View full screen - View 1 of Lot 330. Portrait of a lady, three-quarter length, wearing an embroidered waistcoat, with lace collar and cuffs.
330

Circle of Robert Peake

Portrait of a lady, three-quarter length, wearing an embroidered waistcoat, with lace collar and cuffs

Estimate:

20,000 - 30,000 GBP

The Property of a Private Collector

Circle of Robert Peake

Circle of Robert Peake

Portrait of a lady, three-quarter length, wearing an embroidered waistcoat, with lace collar and cuffs

Portrait of a lady, three-quarter length, wearing an embroidered waistcoat, with lace collar and cuffs

Estimate:

20,000 - 30,000 GBP

The Property of a Private Collector

Circle of Robert Peake

Portrait of a lady, three-quarter length, wearing an embroidered waistcoat, with lace collar and cuffs


dated upper left: · 1607 ·

oil on canvas

unframed: 98.5 x 77 cm.; 38¾ x 30¼ in.

framed: 123.3 x 103.8 cm.; 48½ x 40⅞ in.

The following condition report is provided by Henry Gentle who is an external specialist and not an employee of Sotheby's:


The canvas is lined and there is good adhesion between the original canvas and the lining fabric.

The paint is slightly raised in some areas but is stable and secure.

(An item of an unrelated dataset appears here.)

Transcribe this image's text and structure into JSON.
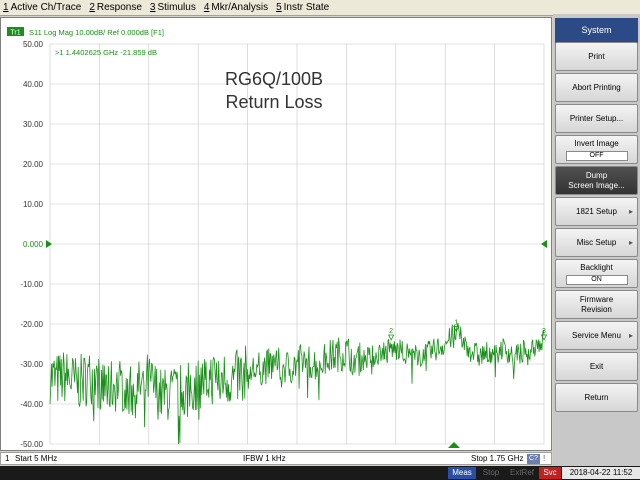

Under U-V light restored loss to upper left in the background and down the left hand edge can be seen. Minor restored loss to the upper right background can also be detected along with reduction of pale shrinkage craquelure.


There is a significant restored damage to the sitter’s proper left cheek and jaw line and into the lace collar, accompanied by minor scattered pin prick loss to the rest of her face and the reduction of dark cracking in the skin tones. Further losses to the bottom of her dress have been treated. These have been sensitively reconstructed.


A scattering of minor paint loss, including pin prick losses to her embroidered dress and slashed sleeve coverings can also be detected.


The paint texture of the lace collar and cuffs is in very good original condition and the impasted areas and details to the fine embroidery of the sitter’s dress are well preserved.

The chromatic variation to the embroidery and the tonal nuance is maintained.


Vulnerable ‘top note’ glazes to the skin tones have been compromised leading to a slight loss of modelling in these areas.


No tonal improvement would be gained by removing the varnish and the painting presents well.


The lot is sold in the condition it is in at the time of sale. The condition report is provided to assist you with assessing the condition of the lot and is for guidance only. Any reference to condition in the condition report for the lot does not amount to a full description of condition. The images of the lot form part of the condition report for the lot. Certain images of the lot provided online may not accurately reflect the actual condition of the lot. In particular, the online images may represent colors and shades which are different to the lot's actual color and shades. The condition report for the lot may make reference to particular imperfections of the lot but you should note that the lot may have other faults not expressly referred to in the condition report for the lot or shown in the online images of the lot. The condition report may not refer to all faults, restoration, alteration or adaptation. The condition report is a statement of opinion only. For that reason, the condition report is not an alternative to taking your own professional advice regarding the condition of the lot. NOTWITHSTANDING THIS ONLINE CONDITION REPORT OR ANY DISCUSSIONS CONCERNING A LOT, ALL LOTS ARE OFFERED AND SOLD "AS IS" IN ACCORDANCE WITH THE CONDITIONS OF SALE/BUSINESS APPLICABLE TO THE RESPECTIVE SALE.

With Hotspur Gallery, Richmond, London 1943;
With Peter Wengraf, The Arcade Gallery, London, by 1947;
From whom purchased in 1948 by the late husband of the previous owner;
By whom anonymously sold ('The Property of a Lady'), London, Sotheby's, 5 July 2018, lot 129, where acquired.
London, Arcade Gallery, Elizabethan Portraits, 19 March – 19 April 1947, no. 17.
The sitter wears an impressive necklace formed of spherical and egg-shaped links, which are possibly made out of crystal. Those that are egg-shaped may be hollow, and would possibly have contained pomanders or aromatic substances to scent foul air and protect against infections. She also wears black jet bead bracelets, worn to emphasise the desirable whiteness of the lady's skin by contrast. Her embroidered waistcoat is depicted accurately with triangular gores around the waistline, but the large pattern repeat of red foliage in her skirt, underneath a very fine linen or silk, is possibly fictional.